Gillard trounces Rudd to stay as PM
Australian prime minister Julia Gillard has easily won an internal party vote against the colleague she deposed two years ago, Kevin Rudd, and declared that she had put down the internal strife that has undermined her unpopular government for months.
Ms Gillard defeated Mr Rudd 71 votes to 31 in a ballot of Labour Party parliamentarians, but she faces the challenge of reuniting her bitterly divided party and Cabinet.
Mr Rudd resigned as foreign minister shortly before she called the vote last week, and at least five other members of Ms Gillard's Cabinet backed her challenger.
Ms Gillard described her win as "overwhelming" after months of "ugly" infighting within the ranks of the centre-left party.
"Today I want to say to Australians one and all: This issue, the leadership question, is now determined," she said. "I can assure you that this political drama is over."
Ms Gillard won one of the most crushing victories in a major party leadership ballot of recent years after one of the most vicious public campaigns between rival camps of the same party ever seen in modern Australian politics.
After his defeat, Mr Rudd called on Labour to unite behind Ms Gillard. He had warned during his brief leadership campaign that she would lead Labour to certain defeat at elections next year.

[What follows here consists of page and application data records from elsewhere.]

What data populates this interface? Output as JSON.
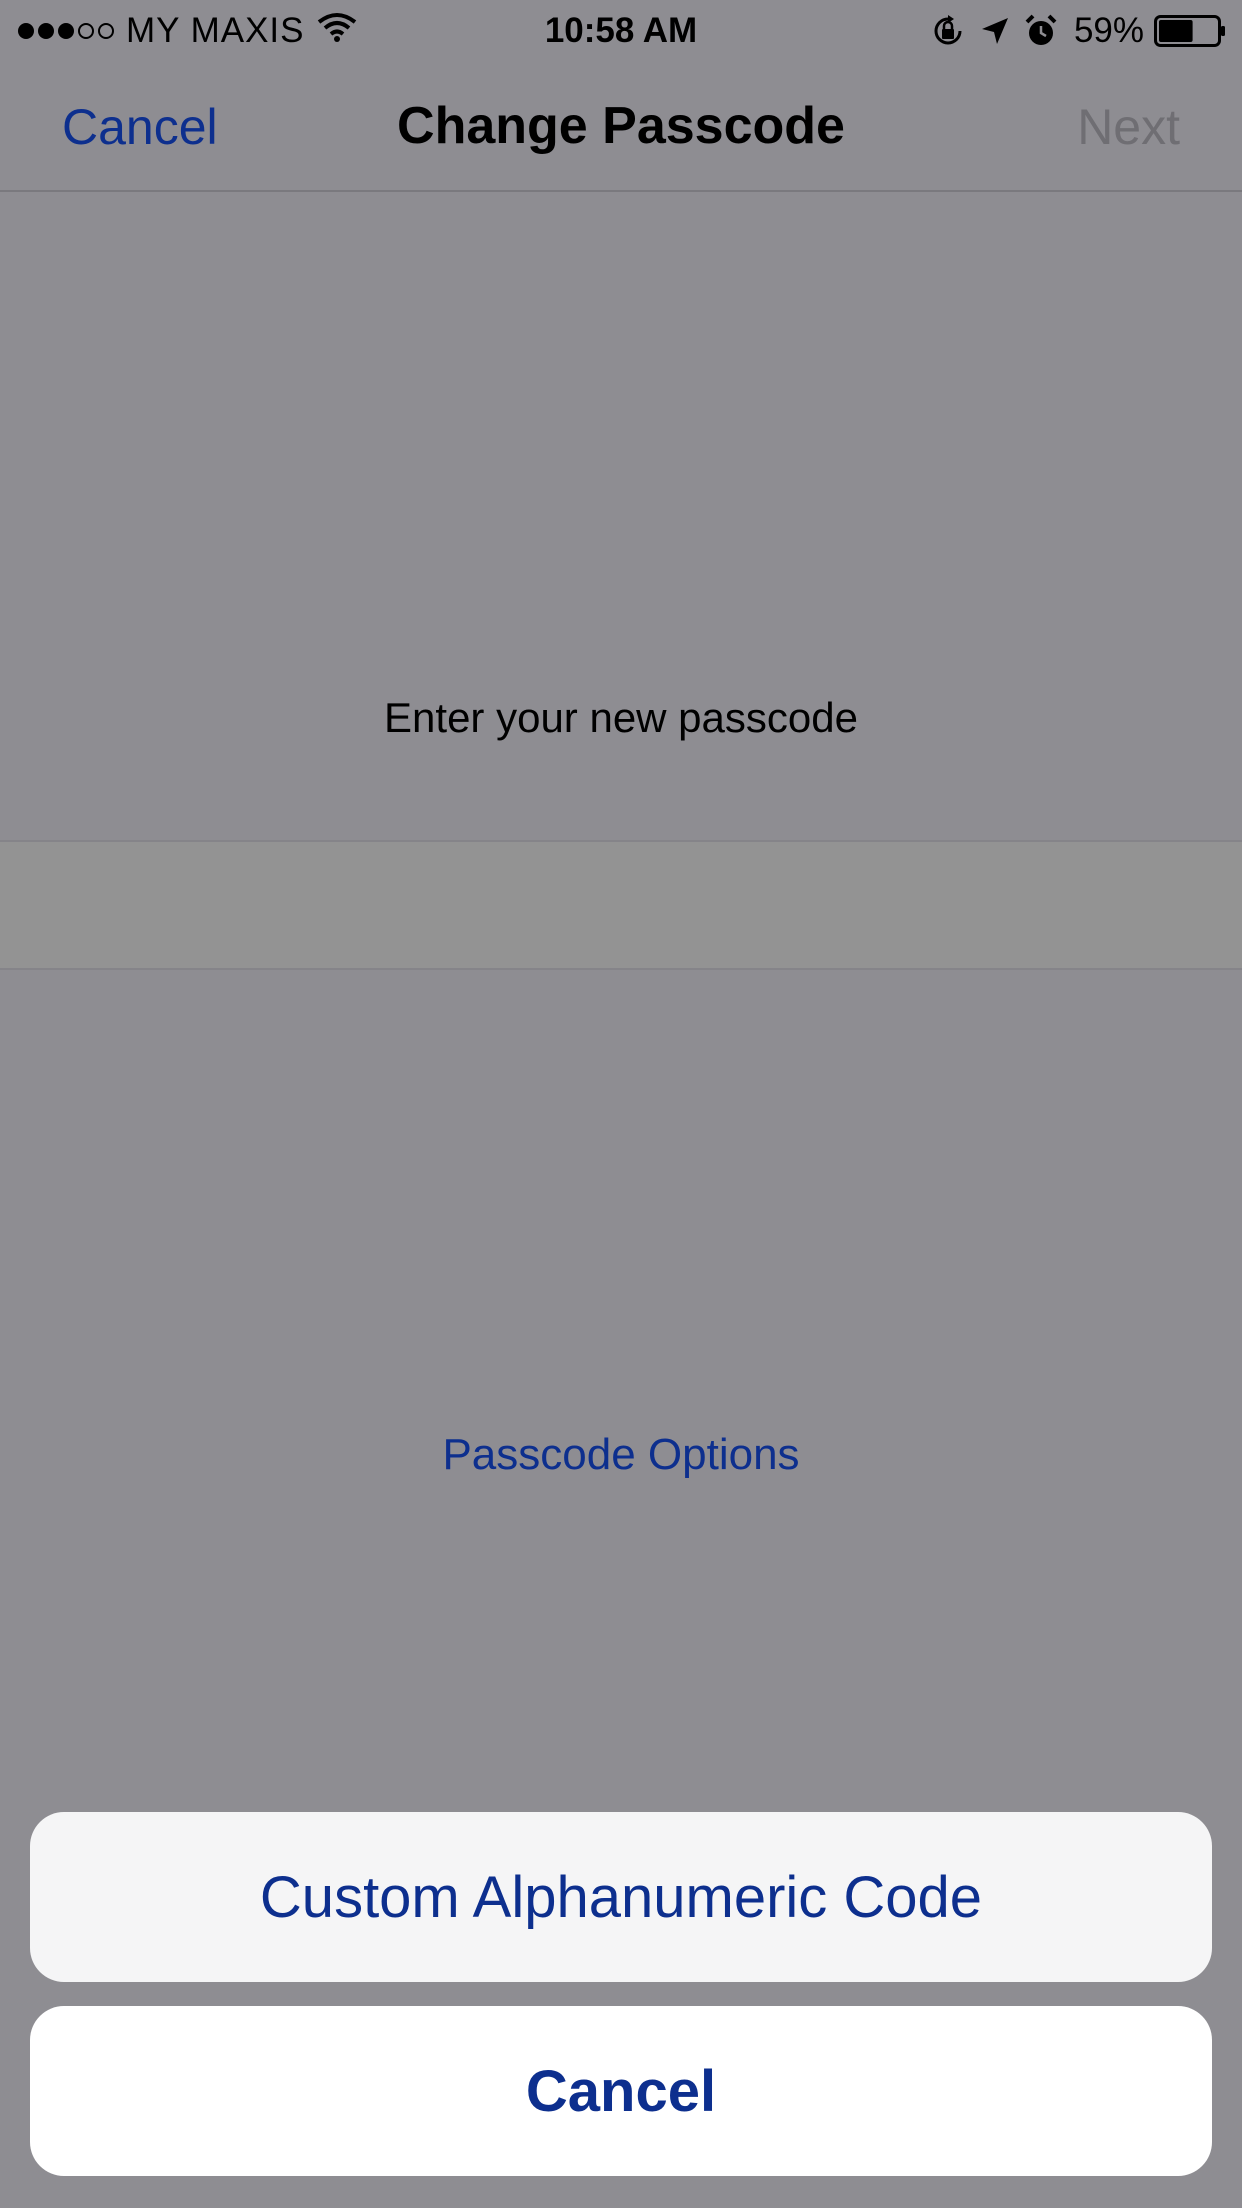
{
  "status_bar": {
    "signal_filled": 3,
    "signal_total": 5,
    "carrier": "MY MAXIS",
    "time": "10:58 AM",
    "battery_percent": "59%",
    "battery_level": 0.59,
    "icons": [
      "wifi-icon",
      "orientation-lock-icon",
      "location-arrow-icon",
      "alarm-icon",
      "battery-icon"
    ]
  },
  "nav": {
    "cancel_label": "Cancel",
    "title": "Change Passcode",
    "next_label": "Next"
  },
  "main": {
    "prompt": "Enter your new passcode",
    "options_link": "Passcode Options"
  },
  "action_sheet": {
    "option_label": "Custom Alphanumeric Code",
    "cancel_label": "Cancel"
  },
  "colors": {
    "overlay_background": "#8e8d92",
    "link_blue": "#0d2f8e",
    "disabled_text": "#6f6e73"
  }
}
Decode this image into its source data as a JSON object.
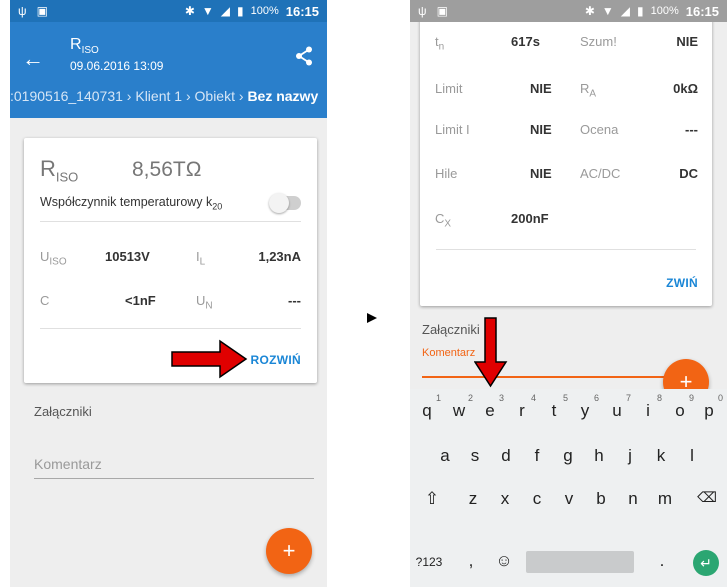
{
  "left": {
    "status": {
      "battery": "100%",
      "time": "16:15"
    },
    "appbar": {
      "title_main": "R",
      "title_sub": "ISO",
      "subtitle": "09.06.2016 13:09",
      "breadcrumb_1": ":0190516_140731",
      "breadcrumb_2": "Klient 1",
      "breadcrumb_3": "Obiekt",
      "breadcrumb_current": "Bez nazwy",
      "breadcrumb_sep": "›"
    },
    "card": {
      "main_label": "R",
      "main_label_sub": "ISO",
      "main_value": "8,56TΩ",
      "temp_coef_label": "Współczynnik temperaturowy k",
      "temp_coef_sub": "20",
      "params": [
        {
          "label": "U",
          "sub": "ISO",
          "value": "10513V"
        },
        {
          "label": "I",
          "sub": "L",
          "value": "1,23nA"
        },
        {
          "label": "C",
          "sub": "",
          "value": "<1nF"
        },
        {
          "label": "U",
          "sub": "N",
          "value": "---"
        }
      ],
      "expand_label": "ROZWIŃ"
    },
    "attachments_label": "Załączniki",
    "comment_placeholder": "Komentarz",
    "fab_label": "+"
  },
  "right": {
    "status": {
      "battery": "100%",
      "time": "16:15"
    },
    "card": {
      "rows": [
        {
          "l1": "t",
          "l1sub": "n",
          "v1": "617s",
          "l2": "Szum!",
          "l2sub": "",
          "v2": "NIE"
        },
        {
          "l1": "Limit",
          "l1sub": "",
          "v1": "NIE",
          "l2": "R",
          "l2sub": "A",
          "v2": "0kΩ"
        },
        {
          "l1": "Limit I",
          "l1sub": "",
          "v1": "NIE",
          "l2": "Ocena",
          "l2sub": "",
          "v2": "---"
        },
        {
          "l1": "Hile",
          "l1sub": "",
          "v1": "NIE",
          "l2": "AC/DC",
          "l2sub": "",
          "v2": "DC"
        },
        {
          "l1": "C",
          "l1sub": "X",
          "v1": "200nF",
          "l2": "",
          "l2sub": "",
          "v2": ""
        }
      ],
      "collapse_label": "ZWIŃ"
    },
    "attachments_label": "Załączniki",
    "comment_label": "Komentarz",
    "fab_label": "+",
    "keyboard": {
      "row1": [
        "q",
        "w",
        "e",
        "r",
        "t",
        "y",
        "u",
        "i",
        "o",
        "p"
      ],
      "row1_hints": [
        "1",
        "2",
        "3",
        "4",
        "5",
        "6",
        "7",
        "8",
        "9",
        "0"
      ],
      "row2": [
        "a",
        "s",
        "d",
        "f",
        "g",
        "h",
        "j",
        "k",
        "l"
      ],
      "row3": [
        "z",
        "x",
        "c",
        "v",
        "b",
        "n",
        "m"
      ],
      "symbols_key": "?123",
      "comma_key": ",",
      "period_key": "."
    }
  },
  "colors": {
    "appbar": "#2a7fcb",
    "accent_link": "#1a86d6",
    "fab": "#f26414",
    "highlight_arrow": "#e00000",
    "enter_key": "#2ba672"
  }
}
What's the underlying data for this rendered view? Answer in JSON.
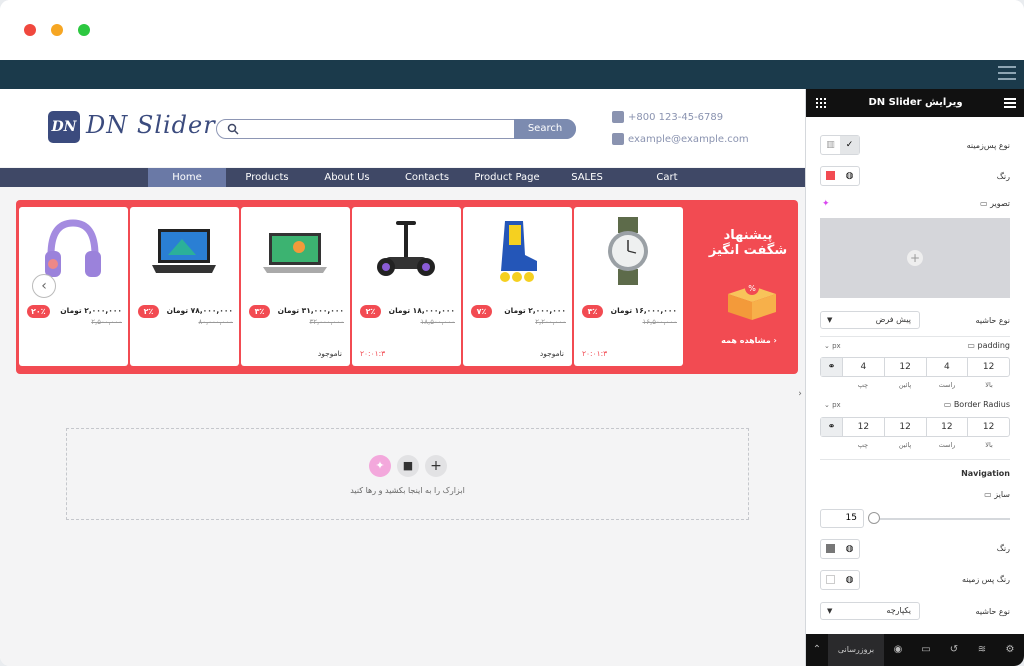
{
  "site": {
    "logo_badge": "DN",
    "logo_text": "DN Slider",
    "search_button": "Search",
    "phone": "+800 123-45-6789",
    "email": "example@example.com",
    "nav": [
      "Home",
      "Products",
      "About Us",
      "Contacts",
      "Product Page",
      "SALES",
      "Cart"
    ]
  },
  "slider": {
    "promo_title": "پیشنهاد شگفت انگیز",
    "see_all": "مشاهده همه",
    "products": [
      {
        "badge": "۳٪",
        "price": "۱۶,۰۰۰,۰۰۰ تومان",
        "old_price": "۱۶,۵۰۰,۰۰۰",
        "footer": "۲۰:۰۱:۳",
        "footer_type": "timer"
      },
      {
        "badge": "۷٪",
        "price": "۲,۰۰۰,۰۰۰ تومان",
        "old_price": "۲,۲۰۰,۰۰۰",
        "footer": "ناموجود",
        "footer_type": "stock"
      },
      {
        "badge": "۲٪",
        "price": "۱۸,۰۰۰,۰۰۰ تومان",
        "old_price": "۱۸,۵۰۰,۰۰۰",
        "footer": "۲۰:۰۱:۳",
        "footer_type": "timer"
      },
      {
        "badge": "۳٪",
        "price": "۳۱,۰۰۰,۰۰۰ تومان",
        "old_price": "۳۲,۰۰۰,۰۰۰",
        "footer": "ناموجود",
        "footer_type": "stock"
      },
      {
        "badge": "۲٪",
        "price": "۷۸,۰۰۰,۰۰۰ تومان",
        "old_price": "۸۰,۰۰۰,۰۰۰",
        "footer": "",
        "footer_type": "none"
      },
      {
        "badge": "۲۰٪",
        "price": "۲,۰۰۰,۰۰۰ تومان",
        "old_price": "۲,۵۰۰,۰۰۰",
        "footer": "",
        "footer_type": "none"
      }
    ]
  },
  "dropzone": {
    "hint": "ابزارک را به اینجا بکشید و رها کنید"
  },
  "panel": {
    "title": "ویرایش DN Slider",
    "bg_type_label": "نوع پس‌زمینه",
    "color_label": "رنگ",
    "image_label": "تصویر",
    "border_type_label": "نوع حاشیه",
    "border_type_value": "پیش فرض",
    "padding_label": "padding",
    "padding_unit": "px",
    "padding": [
      "12",
      "4",
      "12",
      "4"
    ],
    "dim_labels": [
      "بالا",
      "راست",
      "پائین",
      "چپ"
    ],
    "radius_label": "Border Radius",
    "radius_unit": "px",
    "radius": [
      "12",
      "12",
      "12",
      "12"
    ],
    "navigation_label": "Navigation",
    "size_label": "سایز",
    "size_value": "15",
    "nav_color_label": "رنگ",
    "nav_bg_label": "رنگ پس زمینه",
    "nav_border_label": "نوع حاشیه",
    "nav_border_value": "یکپارچه",
    "update_button": "بروزرسانی"
  },
  "colors": {
    "accent_red": "#f24b52",
    "editor_bar": "#1b3a4b",
    "nav_bg": "#3f4866"
  }
}
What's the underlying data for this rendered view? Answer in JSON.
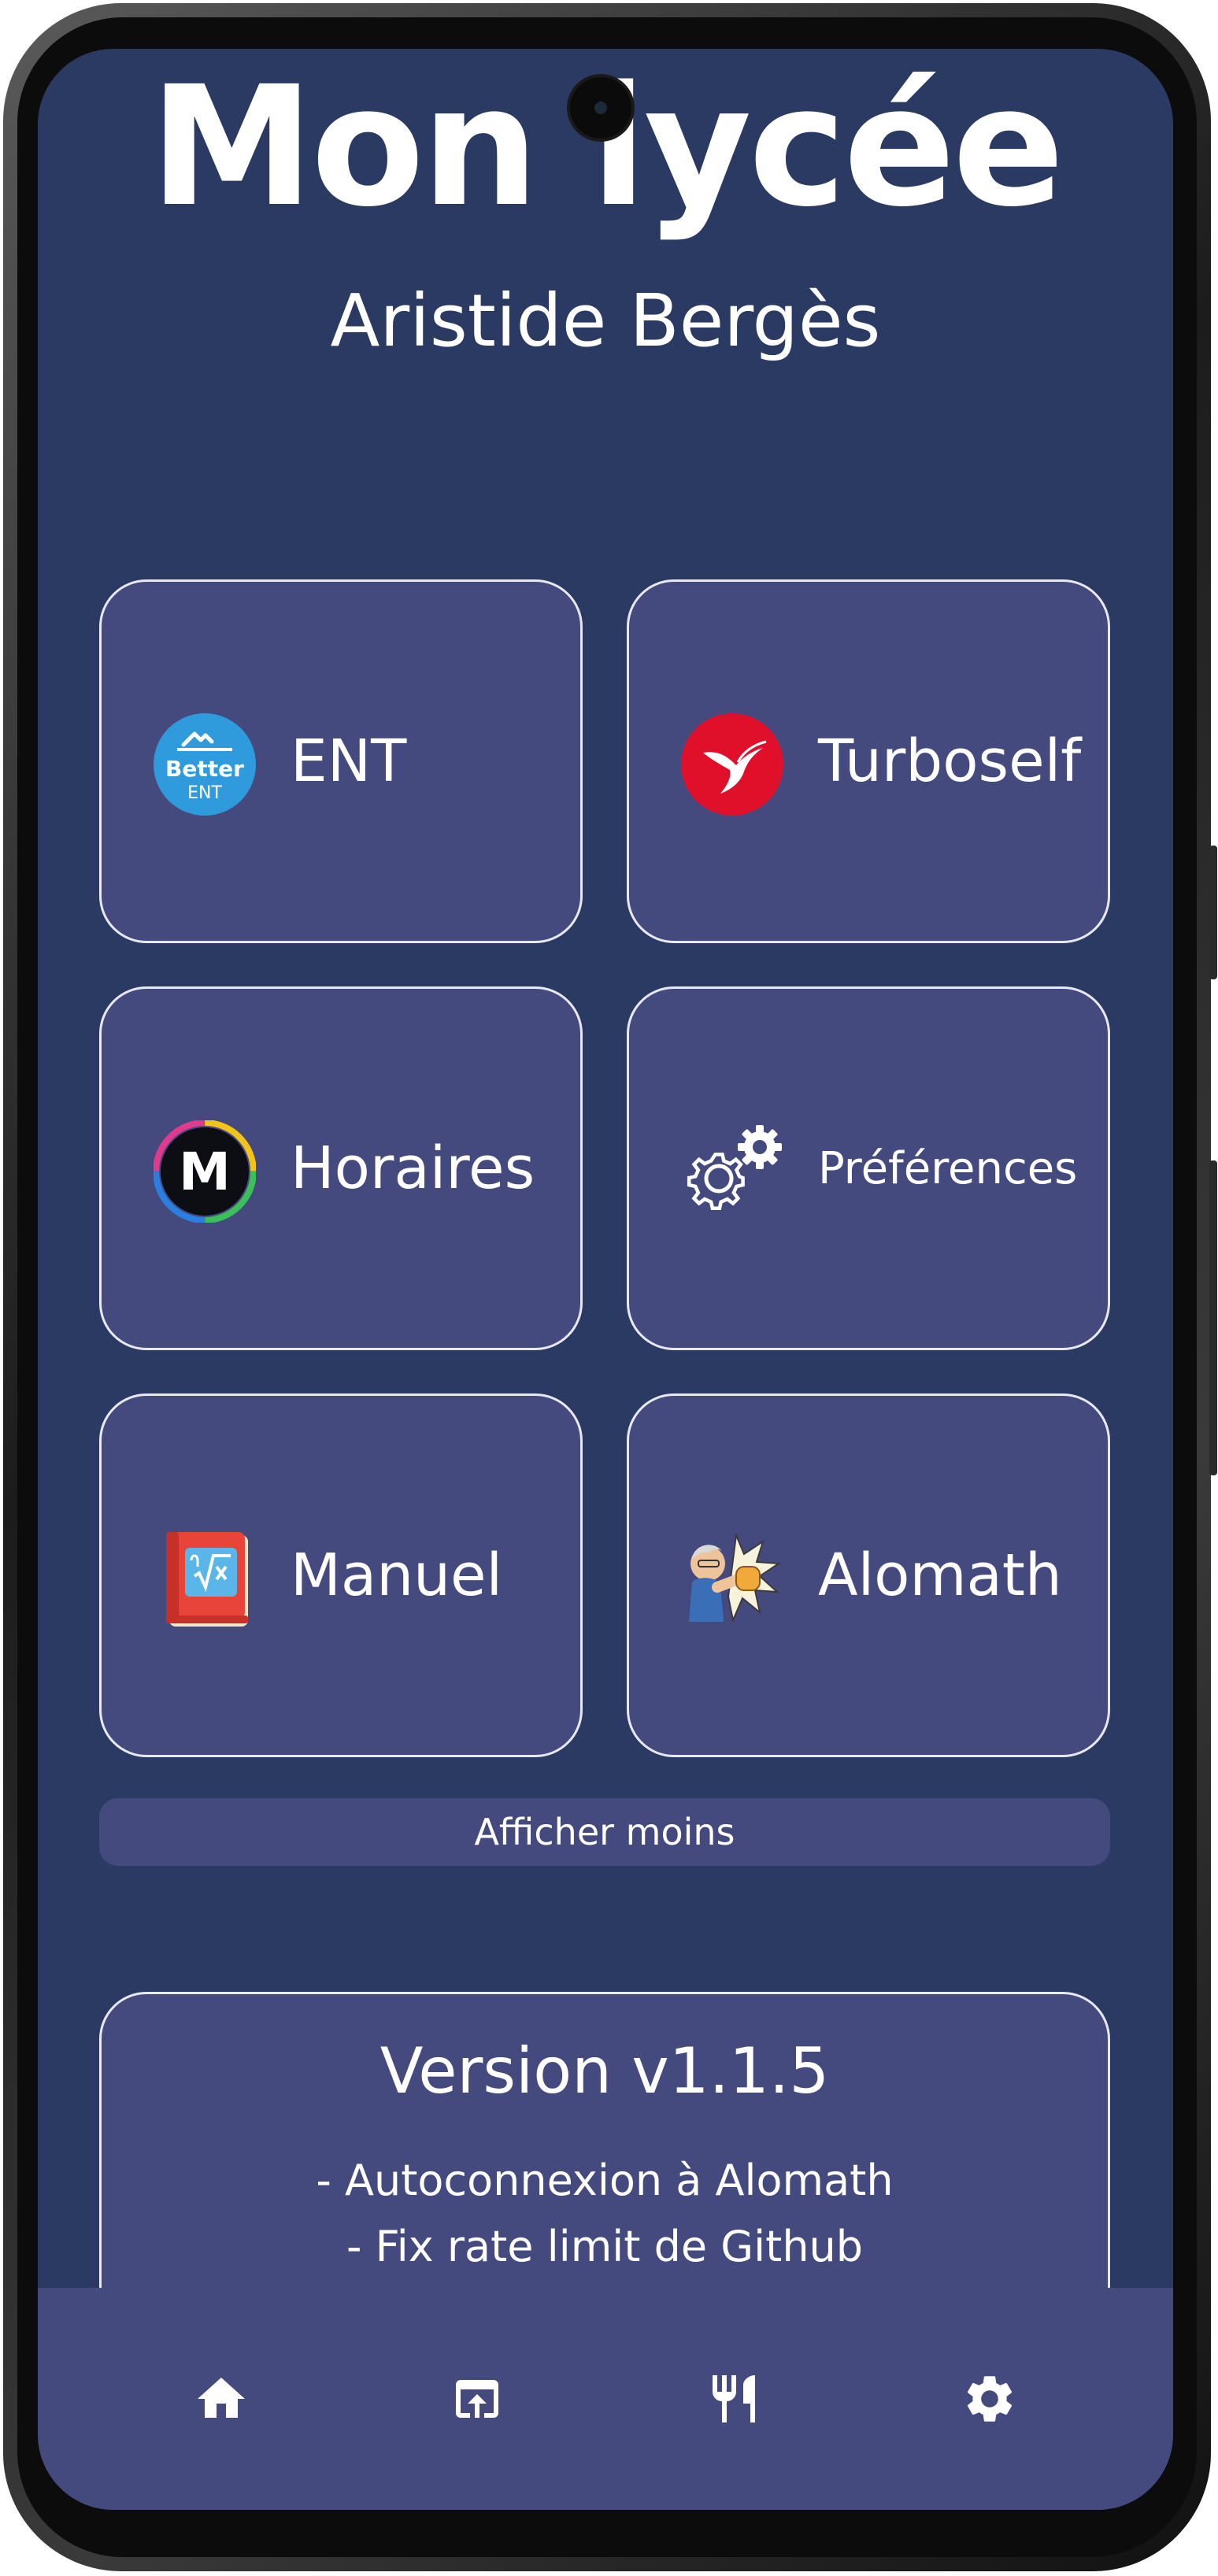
{
  "header": {
    "title": "Mon lycée",
    "subtitle": "Aristide Bergès"
  },
  "cards": [
    {
      "label": "ENT",
      "icon": "better-ent-logo-icon",
      "icon_text_top": "Better",
      "icon_text_bottom": "ENT"
    },
    {
      "label": "Turboself",
      "icon": "hummingbird-logo-icon"
    },
    {
      "label": "Horaires",
      "icon": "m-logo-icon",
      "icon_text": "M"
    },
    {
      "label": "Préférences",
      "icon": "gears-icon"
    },
    {
      "label": "Manuel",
      "icon": "math-book-icon"
    },
    {
      "label": "Alomath",
      "icon": "punch-avatar-icon"
    }
  ],
  "toggle_button": "Afficher moins",
  "version_card": {
    "title": "Version v1.1.5",
    "changes": [
      "- Autoconnexion à Alomath",
      "- Fix rate limit de Github"
    ]
  },
  "bottom_nav": [
    {
      "icon": "home-icon"
    },
    {
      "icon": "open-in-browser-icon"
    },
    {
      "icon": "restaurant-icon"
    },
    {
      "icon": "settings-gear-icon"
    }
  ],
  "colors": {
    "background": "#2b3a62",
    "card": "#454a7e",
    "text": "#ffffff"
  }
}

"I bear no one any malice and if I've done wrong to anyone with what I've said and what I've done, I apologise," he told reporters. Mr Rudd said it was time the "wounds were healed" within the party.
Ms Gillard called for the leadership ballot to confirm her authority after simmering leadership tensions that have destabilised the government for months. She would have had an additional vote, but one of her supporters had recently given birth and was absent for the ballot.
Rudd supporters had argued that Ms Gillard is unelectable, while Gillard supporters said Mr Rudd had shown himself to be an ineffective leader before Ms Gillard deposed him in 2010 in an internal party coup.